Task brief: From the listing below, copy each line that contains the word "OPTIONAL".

Dataset:
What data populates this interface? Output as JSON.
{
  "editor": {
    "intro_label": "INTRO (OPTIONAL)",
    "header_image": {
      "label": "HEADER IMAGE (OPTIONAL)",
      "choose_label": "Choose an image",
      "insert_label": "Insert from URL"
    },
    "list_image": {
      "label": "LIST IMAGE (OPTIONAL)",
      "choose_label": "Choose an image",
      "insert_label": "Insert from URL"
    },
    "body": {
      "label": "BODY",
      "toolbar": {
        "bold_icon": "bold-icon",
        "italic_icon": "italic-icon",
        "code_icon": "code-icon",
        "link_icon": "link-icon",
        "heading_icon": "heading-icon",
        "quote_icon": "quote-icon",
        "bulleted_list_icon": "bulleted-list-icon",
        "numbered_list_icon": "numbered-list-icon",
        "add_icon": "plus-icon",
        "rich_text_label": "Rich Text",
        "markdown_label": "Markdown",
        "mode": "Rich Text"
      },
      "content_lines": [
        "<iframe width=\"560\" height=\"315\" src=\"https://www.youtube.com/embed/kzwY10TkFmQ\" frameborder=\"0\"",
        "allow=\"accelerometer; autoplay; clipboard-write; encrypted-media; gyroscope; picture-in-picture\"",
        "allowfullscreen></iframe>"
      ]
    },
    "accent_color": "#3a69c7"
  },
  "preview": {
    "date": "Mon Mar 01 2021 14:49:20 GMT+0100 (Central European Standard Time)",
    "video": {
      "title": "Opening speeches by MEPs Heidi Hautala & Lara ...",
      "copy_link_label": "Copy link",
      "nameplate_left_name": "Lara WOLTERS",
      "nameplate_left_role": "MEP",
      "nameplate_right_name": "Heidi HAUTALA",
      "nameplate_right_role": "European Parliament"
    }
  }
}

Response:
    "intro_label": "INTRO (OPTIONAL)",
      "label": "HEADER IMAGE (OPTIONAL)",
      "label": "LIST IMAGE (OPTIONAL)",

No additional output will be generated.